> _What to work on_
Type the listing below out again exactly. No images.

----

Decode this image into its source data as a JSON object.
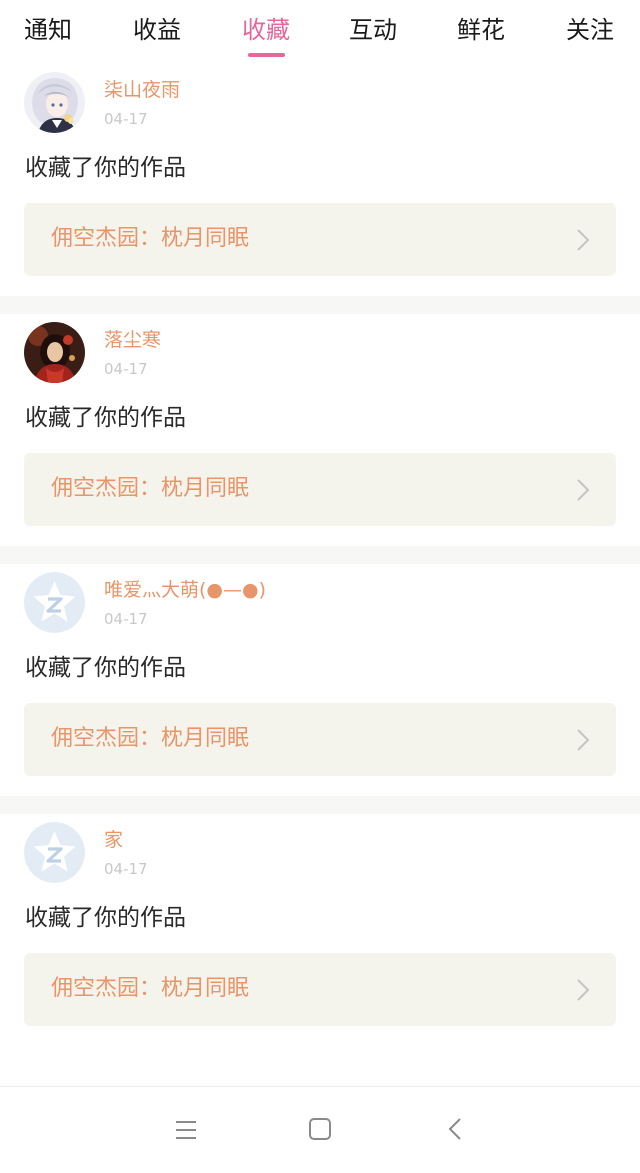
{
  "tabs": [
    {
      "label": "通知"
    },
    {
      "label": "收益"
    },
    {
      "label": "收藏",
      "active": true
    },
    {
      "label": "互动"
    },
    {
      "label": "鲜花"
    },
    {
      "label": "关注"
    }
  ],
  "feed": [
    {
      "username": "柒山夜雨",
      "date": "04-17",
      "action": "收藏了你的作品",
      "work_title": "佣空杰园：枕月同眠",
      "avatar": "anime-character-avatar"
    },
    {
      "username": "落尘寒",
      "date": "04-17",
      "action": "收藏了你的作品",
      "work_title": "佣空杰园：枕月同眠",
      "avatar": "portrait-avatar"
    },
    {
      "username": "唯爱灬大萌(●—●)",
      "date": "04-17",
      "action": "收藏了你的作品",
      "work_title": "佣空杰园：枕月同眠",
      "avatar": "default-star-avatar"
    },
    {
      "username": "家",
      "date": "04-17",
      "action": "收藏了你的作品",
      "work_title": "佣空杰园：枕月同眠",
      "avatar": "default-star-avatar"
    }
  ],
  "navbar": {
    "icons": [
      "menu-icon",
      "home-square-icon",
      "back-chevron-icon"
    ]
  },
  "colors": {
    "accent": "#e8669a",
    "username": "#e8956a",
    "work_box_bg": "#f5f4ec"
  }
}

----

> _Response to this task_
Decode this image into its source data as a JSON object.
{
  "tabs": [
    {
      "label": "通知"
    },
    {
      "label": "收益"
    },
    {
      "label": "收藏",
      "active": true
    },
    {
      "label": "互动"
    },
    {
      "label": "鲜花"
    },
    {
      "label": "关注"
    }
  ],
  "feed": [
    {
      "username": "柒山夜雨",
      "date": "04-17",
      "action": "收藏了你的作品",
      "work_title": "佣空杰园：枕月同眠",
      "avatar": "anime-character-avatar"
    },
    {
      "username": "落尘寒",
      "date": "04-17",
      "action": "收藏了你的作品",
      "work_title": "佣空杰园：枕月同眠",
      "avatar": "portrait-avatar"
    },
    {
      "username": "唯爱灬大萌(●—●)",
      "date": "04-17",
      "action": "收藏了你的作品",
      "work_title": "佣空杰园：枕月同眠",
      "avatar": "default-star-avatar"
    },
    {
      "username": "家",
      "date": "04-17",
      "action": "收藏了你的作品",
      "work_title": "佣空杰园：枕月同眠",
      "avatar": "default-star-avatar"
    }
  ],
  "navbar": {
    "icons": [
      "menu-icon",
      "home-square-icon",
      "back-chevron-icon"
    ]
  },
  "colors": {
    "accent": "#e8669a",
    "username": "#e8956a",
    "work_box_bg": "#f5f4ec"
  }
}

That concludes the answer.